## Task brief:
An exact copy of all the entries is what is needed here.

══ Records shown

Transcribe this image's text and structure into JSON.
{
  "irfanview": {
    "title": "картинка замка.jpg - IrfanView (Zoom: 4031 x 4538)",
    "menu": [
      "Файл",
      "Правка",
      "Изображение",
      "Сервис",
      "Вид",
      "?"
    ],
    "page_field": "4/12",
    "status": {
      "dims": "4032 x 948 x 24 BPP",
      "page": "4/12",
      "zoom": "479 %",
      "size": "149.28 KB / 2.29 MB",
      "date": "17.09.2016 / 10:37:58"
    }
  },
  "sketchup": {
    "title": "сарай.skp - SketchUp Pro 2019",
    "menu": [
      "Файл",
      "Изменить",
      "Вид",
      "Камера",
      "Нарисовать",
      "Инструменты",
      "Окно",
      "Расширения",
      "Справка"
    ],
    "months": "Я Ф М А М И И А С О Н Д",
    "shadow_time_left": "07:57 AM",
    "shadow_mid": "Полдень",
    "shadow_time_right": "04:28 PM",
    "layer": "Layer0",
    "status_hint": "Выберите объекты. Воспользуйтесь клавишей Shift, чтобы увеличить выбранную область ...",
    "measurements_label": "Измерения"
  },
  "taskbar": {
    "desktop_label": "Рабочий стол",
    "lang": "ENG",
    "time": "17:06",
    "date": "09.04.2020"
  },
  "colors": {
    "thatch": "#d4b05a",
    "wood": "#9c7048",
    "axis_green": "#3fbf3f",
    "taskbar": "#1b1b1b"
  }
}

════

## Written reply:
Transcribe this image's text and structure into JSON.
{
  "irfanview": {
    "title": "картинка замка.jpg - IrfanView (Zoom: 4031 x 4538)",
    "menu": [
      "Файл",
      "Правка",
      "Изображение",
      "Сервис",
      "Вид",
      "?"
    ],
    "page_field": "4/12",
    "status": {
      "dims": "4032 x 948 x 24 BPP",
      "page": "4/12",
      "zoom": "479 %",
      "size": "149.28 KB / 2.29 MB",
      "date": "17.09.2016 / 10:37:58"
    }
  },
  "sketchup": {
    "title": "сарай.skp - SketchUp Pro 2019",
    "menu": [
      "Файл",
      "Изменить",
      "Вид",
      "Камера",
      "Нарисовать",
      "Инструменты",
      "Окно",
      "Расширения",
      "Справка"
    ],
    "months": "Я Ф М А М И И А С О Н Д",
    "shadow_time_left": "07:57 AM",
    "shadow_mid": "Полдень",
    "shadow_time_right": "04:28 PM",
    "layer": "Layer0",
    "status_hint": "Выберите объекты. Воспользуйтесь клавишей Shift, чтобы увеличить выбранную область ...",
    "measurements_label": "Измерения"
  },
  "taskbar": {
    "desktop_label": "Рабочий стол",
    "lang": "ENG",
    "time": "17:06",
    "date": "09.04.2020"
  },
  "colors": {
    "thatch": "#d4b05a",
    "wood": "#9c7048",
    "axis_green": "#3fbf3f",
    "taskbar": "#1b1b1b"
  }
}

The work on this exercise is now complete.